-- TASK INSTRUCTIONS --
Word for word, set down the records and skip each picture.

-- SUPPLIED INFORMATION --
========
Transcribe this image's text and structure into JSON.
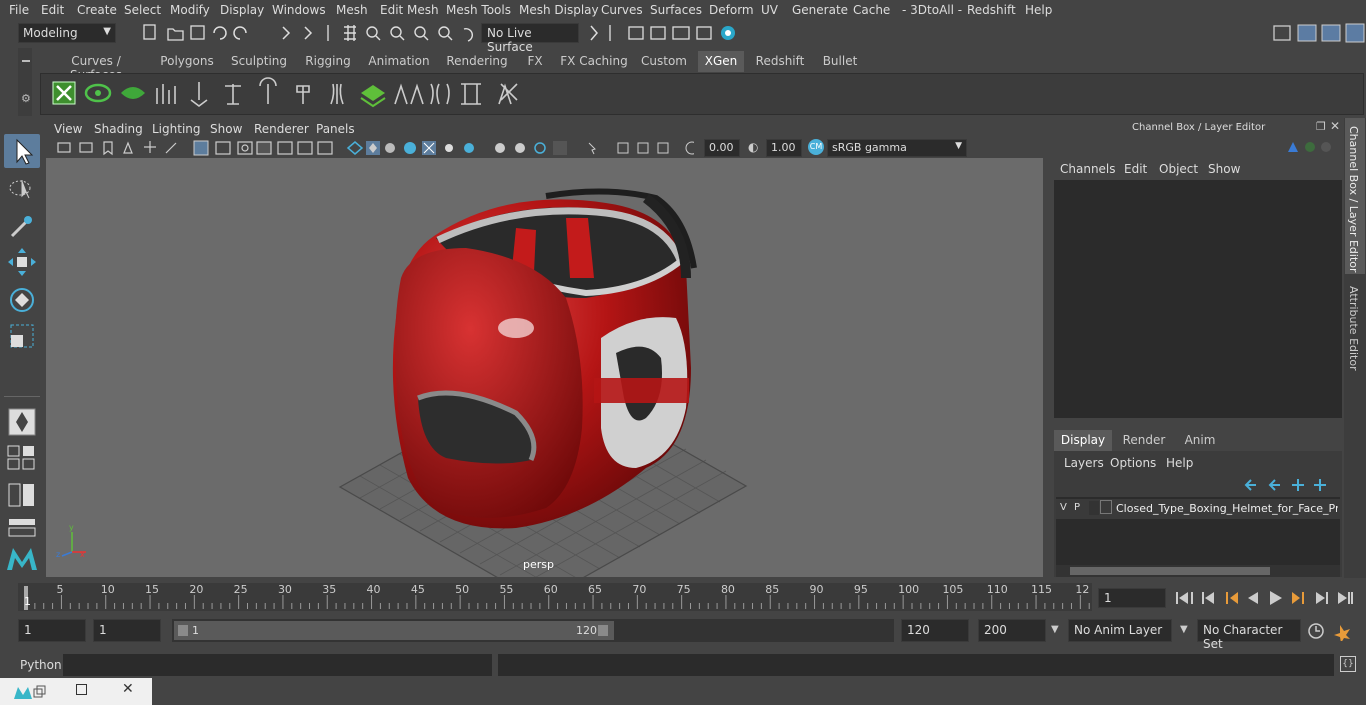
{
  "menu": [
    "File",
    "Edit",
    "Create",
    "Select",
    "Modify",
    "Display",
    "Windows",
    "Mesh",
    "Edit Mesh",
    "Mesh Tools",
    "Mesh Display",
    "Curves",
    "Surfaces",
    "Deform",
    "UV",
    "Generate",
    "Cache",
    "- 3DtoAll -",
    "Redshift",
    "Help"
  ],
  "status": {
    "mode": "Modeling",
    "live_surface": "No Live Surface"
  },
  "shelf_tabs": [
    "Curves / Surfaces",
    "Polygons",
    "Sculpting",
    "Rigging",
    "Animation",
    "Rendering",
    "FX",
    "FX Caching",
    "Custom",
    "XGen",
    "Redshift",
    "Bullet"
  ],
  "active_shelf_tab": "XGen",
  "viewport": {
    "menu": [
      "View",
      "Shading",
      "Lighting",
      "Show",
      "Renderer",
      "Panels"
    ],
    "exposure": "0.00",
    "gamma": "1.00",
    "color_space": "sRGB gamma",
    "camera_label": "persp"
  },
  "channel_box": {
    "title": "Channel Box / Layer Editor",
    "menu": [
      "Channels",
      "Edit",
      "Object",
      "Show"
    ],
    "layer_tabs": [
      "Display",
      "Render",
      "Anim"
    ],
    "active_layer_tab": "Display",
    "layer_menu": [
      "Layers",
      "Options",
      "Help"
    ],
    "layer": {
      "v": "V",
      "p": "P",
      "name": "Closed_Type_Boxing_Helmet_for_Face_Prote"
    }
  },
  "side_tabs": [
    "Channel Box / Layer Editor",
    "Attribute Editor"
  ],
  "timeline": {
    "ticks": [
      "5",
      "10",
      "15",
      "20",
      "25",
      "30",
      "35",
      "40",
      "45",
      "50",
      "55",
      "60",
      "65",
      "70",
      "75",
      "80",
      "85",
      "90",
      "95",
      "100",
      "105",
      "110",
      "115",
      "12"
    ],
    "start_marker": "1",
    "current_frame": "1"
  },
  "range": {
    "start": "1",
    "playback_start": "1",
    "slider_start": "1",
    "slider_end": "120",
    "playback_end": "120",
    "end": "200",
    "anim_layer": "No Anim Layer",
    "character_set": "No Character Set"
  },
  "command": {
    "label": "Python"
  }
}
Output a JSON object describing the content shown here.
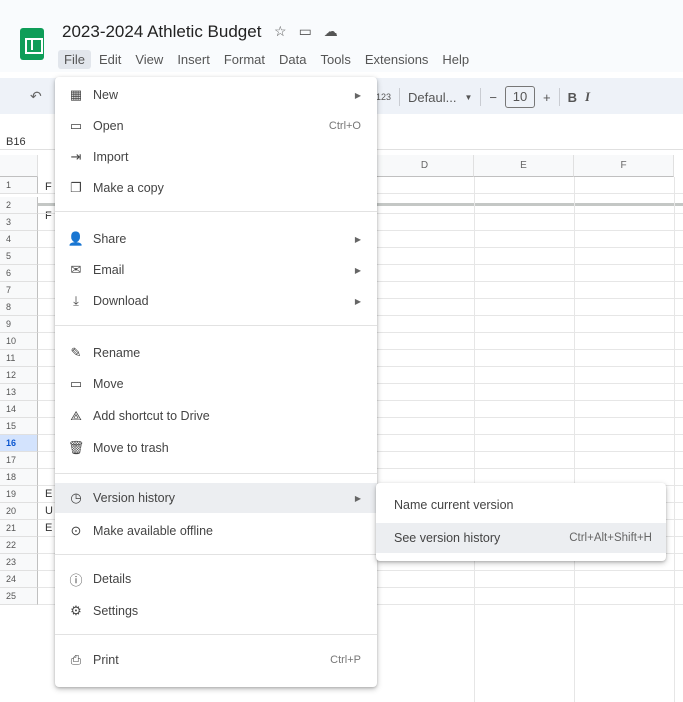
{
  "app": {
    "title": "2023-2024 Athletic Budget",
    "title_icons": [
      "star-icon",
      "folder-move-icon",
      "cloud-status-icon"
    ]
  },
  "menubar": [
    "File",
    "Edit",
    "View",
    "Insert",
    "Format",
    "Data",
    "Tools",
    "Extensions",
    "Help"
  ],
  "toolbar": {
    "format_123": "123",
    "font_family": "Defaul...",
    "font_size": "10",
    "bold": "B",
    "italic": "I"
  },
  "cell_reference": "B16",
  "columns": [
    "D",
    "E",
    "F"
  ],
  "rows": [
    "1",
    "2",
    "3",
    "4",
    "5",
    "6",
    "7",
    "8",
    "9",
    "10",
    "11",
    "12",
    "13",
    "14",
    "15",
    "16",
    "17",
    "18",
    "19",
    "20",
    "21",
    "22",
    "23",
    "24",
    "25"
  ],
  "cell_peeks": {
    "r1": "F",
    "r2": "F",
    "r15": "E",
    "r16": "U",
    "r17": "E"
  },
  "file_menu": {
    "items": [
      {
        "label": "New",
        "icon": "sheet-new-icon",
        "arrow": true
      },
      {
        "label": "Open",
        "icon": "folder-open-icon",
        "shortcut": "Ctrl+O"
      },
      {
        "label": "Import",
        "icon": "import-icon"
      },
      {
        "label": "Make a copy",
        "icon": "copy-icon"
      },
      {
        "label": "Share",
        "icon": "share-person-icon",
        "arrow": true
      },
      {
        "label": "Email",
        "icon": "email-icon",
        "arrow": true
      },
      {
        "label": "Download",
        "icon": "download-icon",
        "arrow": true
      },
      {
        "label": "Rename",
        "icon": "rename-icon"
      },
      {
        "label": "Move",
        "icon": "move-folder-icon"
      },
      {
        "label": "Add shortcut to Drive",
        "icon": "drive-shortcut-icon"
      },
      {
        "label": "Move to trash",
        "icon": "trash-icon"
      },
      {
        "label": "Version history",
        "icon": "history-icon",
        "arrow": true,
        "highlighted": true
      },
      {
        "label": "Make available offline",
        "icon": "offline-icon"
      },
      {
        "label": "Details",
        "icon": "info-icon"
      },
      {
        "label": "Settings",
        "icon": "gear-icon"
      },
      {
        "label": "Print",
        "icon": "print-icon",
        "shortcut": "Ctrl+P"
      }
    ]
  },
  "version_submenu": {
    "items": [
      {
        "label": "Name current version"
      },
      {
        "label": "See version history",
        "shortcut": "Ctrl+Alt+Shift+H",
        "highlighted": true
      }
    ]
  },
  "colors": {
    "sheets_green": "#0f9d58",
    "selected_row": "#d3e3fd",
    "menu_highlight": "#eceef1"
  }
}
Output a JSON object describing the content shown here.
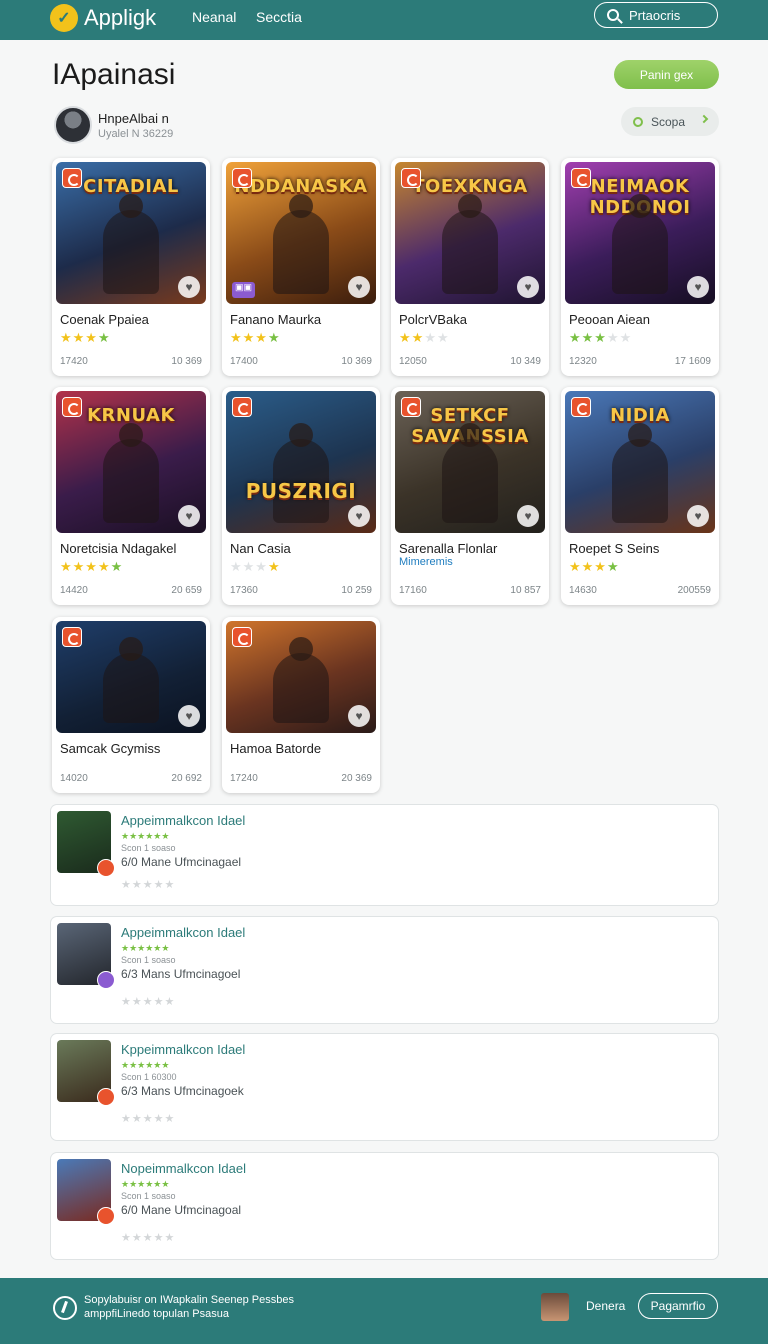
{
  "topbar": {
    "app_name": "Appligk",
    "nav": [
      "Neanal",
      "Secctia"
    ],
    "search_label": "Prtaocris"
  },
  "header": {
    "title": "IApainasi",
    "primary_button": "Panin gex",
    "user_name": "HnpeAlbai n",
    "user_sub": "Uyalel N 36229",
    "scope_label": "Scopa"
  },
  "cards": [
    {
      "art_title": "CITADIAL",
      "name": "Coenak Ppaiea",
      "meta_left": "17420",
      "meta_right": "10 369"
    },
    {
      "art_title": "NDDANASKA",
      "name": "Fanano Maurka",
      "meta_left": "17400",
      "meta_right": "10 369"
    },
    {
      "art_title": "TOEXKNGA",
      "name": "PolcrVBaka",
      "meta_left": "12050",
      "meta_right": "10 349"
    },
    {
      "art_title": "NEIMAOK NDDONOI",
      "name": "Peooan Aiean",
      "meta_left": "12320",
      "meta_right": "17 1609"
    },
    {
      "art_title": "KRNUAK",
      "name": "Noretcisia Ndagakel",
      "meta_left": "14420",
      "meta_right": "20 659"
    },
    {
      "art_title": "PUSZRIGI",
      "name": "Nan Casia",
      "meta_left": "17360",
      "meta_right": "10 259"
    },
    {
      "art_title": "SETKCF SAVANSSIA",
      "name": "Sarenalla Flonlar",
      "sub": "Mimeremis",
      "meta_left": "17160",
      "meta_right": "10 857"
    },
    {
      "art_title": "NIDIA",
      "name": "Roepet S Seins",
      "meta_left": "14630",
      "meta_right": "200559"
    },
    {
      "art_title": "",
      "name": "Samcak Gcymiss",
      "meta_left": "14020",
      "meta_right": "20 692"
    },
    {
      "art_title": "",
      "name": "Hamoa Batorde",
      "meta_left": "17240",
      "meta_right": "20 369"
    }
  ],
  "list": [
    {
      "title": "Appeimmalkcon Idael",
      "meta": "Scon 1 soaso",
      "desc": "6/0 Mane Ufmcinagael"
    },
    {
      "title": "Appeimmalkcon Idael",
      "meta": "Scon 1 soaso",
      "desc": "6/3 Mans Ufmcinagoel"
    },
    {
      "title": "Kppeimmalkcon Idael",
      "meta": "Scon 1 60300",
      "desc": "6/3 Mans Ufmcinagoek"
    },
    {
      "title": "Nopeimmalkcon Idael",
      "meta": "Scon 1 soaso",
      "desc": "6/0 Mane Ufmcinagoal"
    }
  ],
  "footer": {
    "line1": "Sopylabuisr on IWapkalin Seenep Pessbes",
    "line2": "amppfiLinedo topulan Psasua",
    "link": "Denera",
    "button": "Pagamrfio"
  },
  "colors": {
    "brand": "#2c7b79",
    "accent": "#7fbf4b",
    "star": "#f2c21b"
  }
}
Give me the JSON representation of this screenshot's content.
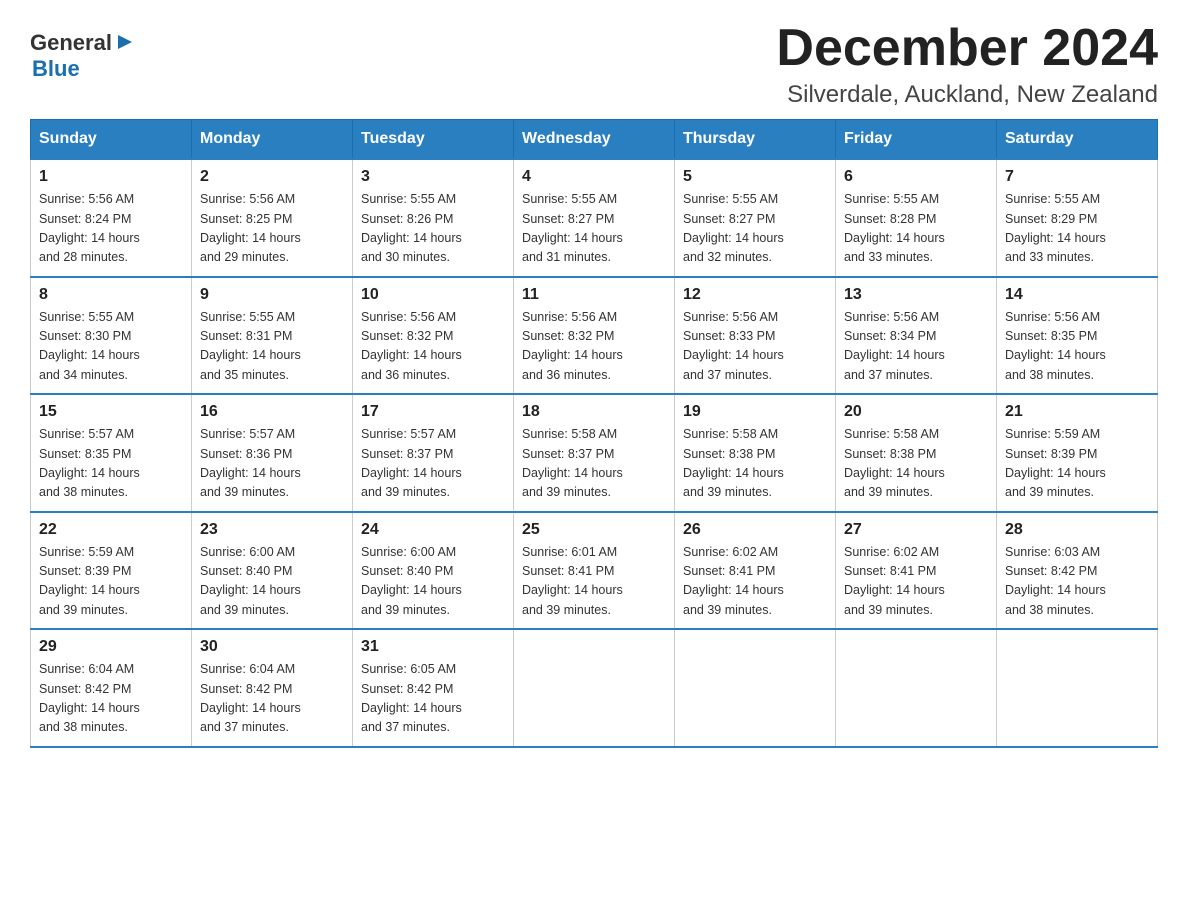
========
-- TASK RESULT --
Transcribe this image's text and structure into JSON.
{
  "menu": [
    "File",
    "Edit",
    "Create",
    "Select",
    "Modify",
    "Display",
    "Windows",
    "Mesh",
    "Edit Mesh",
    "Mesh Tools",
    "Mesh Display",
    "Curves",
    "Surfaces",
    "Deform",
    "UV",
    "Generate",
    "Cache",
    "- 3DtoAll -",
    "Redshift",
    "Help"
  ],
  "status": {
    "mode": "Modeling",
    "live_surface": "No Live Surface"
  },
  "shelf_tabs": [
    "Curves / Surfaces",
    "Polygons",
    "Sculpting",
    "Rigging",
    "Animation",
    "Rendering",
    "FX",
    "FX Caching",
    "Custom",
    "XGen",
    "Redshift",
    "Bullet"
  ],
  "active_shelf_tab": "XGen",
  "viewport": {
    "menu": [
      "View",
      "Shading",
      "Lighting",
      "Show",
      "Renderer",
      "Panels"
    ],
    "exposure": "0.00",
    "gamma": "1.00",
    "color_space": "sRGB gamma",
    "camera_label": "persp"
  },
  "channel_box": {
    "title": "Channel Box / Layer Editor",
    "menu": [
      "Channels",
      "Edit",
      "Object",
      "Show"
    ],
    "layer_tabs": [
      "Display",
      "Render",
      "Anim"
    ],
    "active_layer_tab": "Display",
    "layer_menu": [
      "Layers",
      "Options",
      "Help"
    ],
    "layer": {
      "v": "V",
      "p": "P",
      "name": "Closed_Type_Boxing_Helmet_for_Face_Prote"
    }
  },
  "side_tabs": [
    "Channel Box / Layer Editor",
    "Attribute Editor"
  ],
  "timeline": {
    "ticks": [
      "5",
      "10",
      "15",
      "20",
      "25",
      "30",
      "35",
      "40",
      "45",
      "50",
      "55",
      "60",
      "65",
      "70",
      "75",
      "80",
      "85",
      "90",
      "95",
      "100",
      "105",
      "110",
      "115",
      "12"
    ],
    "start_marker": "1",
    "current_frame": "1"
  },
  "range": {
    "start": "1",
    "playback_start": "1",
    "slider_start": "1",
    "slider_end": "120",
    "playback_end": "120",
    "end": "200",
    "anim_layer": "No Anim Layer",
    "character_set": "No Character Set"
  },
  "command": {
    "label": "Python"
  }
}
Output a JSON object describing the content shown here.
{
  "app": {
    "title": "2023-2024 Athletic Budget",
    "title_icons": [
      "star-icon",
      "folder-move-icon",
      "cloud-status-icon"
    ]
  },
  "menubar": [
    "File",
    "Edit",
    "View",
    "Insert",
    "Format",
    "Data",
    "Tools",
    "Extensions",
    "Help"
  ],
  "toolbar": {
    "format_123": "123",
    "font_family": "Defaul...",
    "font_size": "10",
    "bold": "B",
    "italic": "I"
  },
  "cell_reference": "B16",
  "columns": [
    "D",
    "E",
    "F"
  ],
  "rows": [
    "1",
    "2",
    "3",
    "4",
    "5",
    "6",
    "7",
    "8",
    "9",
    "10",
    "11",
    "12",
    "13",
    "14",
    "15",
    "16",
    "17",
    "18",
    "19",
    "20",
    "21",
    "22",
    "23",
    "24",
    "25"
  ],
  "cell_peeks": {
    "r1": "F",
    "r2": "F",
    "r15": "E",
    "r16": "U",
    "r17": "E"
  },
  "file_menu": {
    "items": [
      {
        "label": "New",
        "icon": "sheet-new-icon",
        "arrow": true
      },
      {
        "label": "Open",
        "icon": "folder-open-icon",
        "shortcut": "Ctrl+O"
      },
      {
        "label": "Import",
        "icon": "import-icon"
      },
      {
        "label": "Make a copy",
        "icon": "copy-icon"
      },
      {
        "label": "Share",
        "icon": "share-person-icon",
        "arrow": true
      },
      {
        "label": "Email",
        "icon": "email-icon",
        "arrow": true
      },
      {
        "label": "Download",
        "icon": "download-icon",
        "arrow": true
      },
      {
        "label": "Rename",
        "icon": "rename-icon"
      },
      {
        "label": "Move",
        "icon": "move-folder-icon"
      },
      {
        "label": "Add shortcut to Drive",
        "icon": "drive-shortcut-icon"
      },
      {
        "label": "Move to trash",
        "icon": "trash-icon"
      },
      {
        "label": "Version history",
        "icon": "history-icon",
        "arrow": true,
        "highlighted": true
      },
      {
        "label": "Make available offline",
        "icon": "offline-icon"
      },
      {
        "label": "Details",
        "icon": "info-icon"
      },
      {
        "label": "Settings",
        "icon": "gear-icon"
      },
      {
        "label": "Print",
        "icon": "print-icon",
        "shortcut": "Ctrl+P"
      }
    ]
  },
  "version_submenu": {
    "items": [
      {
        "label": "Name current version"
      },
      {
        "label": "See version history",
        "shortcut": "Ctrl+Alt+Shift+H",
        "highlighted": true
      }
    ]
  },
  "colors": {
    "sheets_green": "#0f9d58",
    "selected_row": "#d3e3fd",
    "menu_highlight": "#eceef1"
  }
}
Output a JSON object describing the content shown here.
{
  "topbar": {
    "app_name": "Appligk",
    "nav": [
      "Neanal",
      "Secctia"
    ],
    "search_label": "Prtaocris"
  },
  "header": {
    "title": "IApainasi",
    "primary_button": "Panin gex",
    "user_name": "HnpeAlbai n",
    "user_sub": "Uyalel N 36229",
    "scope_label": "Scopa"
  },
  "cards": [
    {
      "art_title": "CITADIAL",
      "name": "Coenak Ppaiea",
      "meta_left": "17420",
      "meta_right": "10 369"
    },
    {
      "art_title": "NDDANASKA",
      "name": "Fanano Maurka",
      "meta_left": "17400",
      "meta_right": "10 369"
    },
    {
      "art_title": "TOEXKNGA",
      "name": "PolcrVBaka",
      "meta_left": "12050",
      "meta_right": "10 349"
    },
    {
      "art_title": "NEIMAOK NDDONOI",
      "name": "Peooan Aiean",
      "meta_left": "12320",
      "meta_right": "17 1609"
    },
    {
      "art_title": "KRNUAK",
      "name": "Noretcisia Ndagakel",
      "meta_left": "14420",
      "meta_right": "20 659"
    },
    {
      "art_title": "PUSZRIGI",
      "name": "Nan Casia",
      "meta_left": "17360",
      "meta_right": "10 259"
    },
    {
      "art_title": "SETKCF SAVANSSIA",
      "name": "Sarenalla Flonlar",
      "sub": "Mimeremis",
      "meta_left": "17160",
      "meta_right": "10 857"
    },
    {
      "art_title": "NIDIA",
      "name": "Roepet S Seins",
      "meta_left": "14630",
      "meta_right": "200559"
    },
    {
      "art_title": "",
      "name": "Samcak Gcymiss",
      "meta_left": "14020",
      "meta_right": "20 692"
    },
    {
      "art_title": "",
      "name": "Hamoa Batorde",
      "meta_left": "17240",
      "meta_right": "20 369"
    }
  ],
  "list": [
    {
      "title": "Appeimmalkcon Idael",
      "meta": "Scon 1 soaso",
      "desc": "6/0 Mane Ufmcinagael"
    },
    {
      "title": "Appeimmalkcon Idael",
      "meta": "Scon 1 soaso",
      "desc": "6/3 Mans Ufmcinagoel"
    },
    {
      "title": "Kppeimmalkcon Idael",
      "meta": "Scon 1 60300",
      "desc": "6/3 Mans Ufmcinagoek"
    },
    {
      "title": "Nopeimmalkcon Idael",
      "meta": "Scon 1 soaso",
      "desc": "6/0 Mane Ufmcinagoal"
    }
  ],
  "footer": {
    "line1": "Sopylabuisr on IWapkalin Seenep Pessbes",
    "line2": "amppfiLinedo topulan Psasua",
    "link": "Denera",
    "button": "Pagamrfio"
  },
  "colors": {
    "brand": "#2c7b79",
    "accent": "#7fbf4b",
    "star": "#f2c21b"
  }
}
Give me the JSON representation of this screenshot's content.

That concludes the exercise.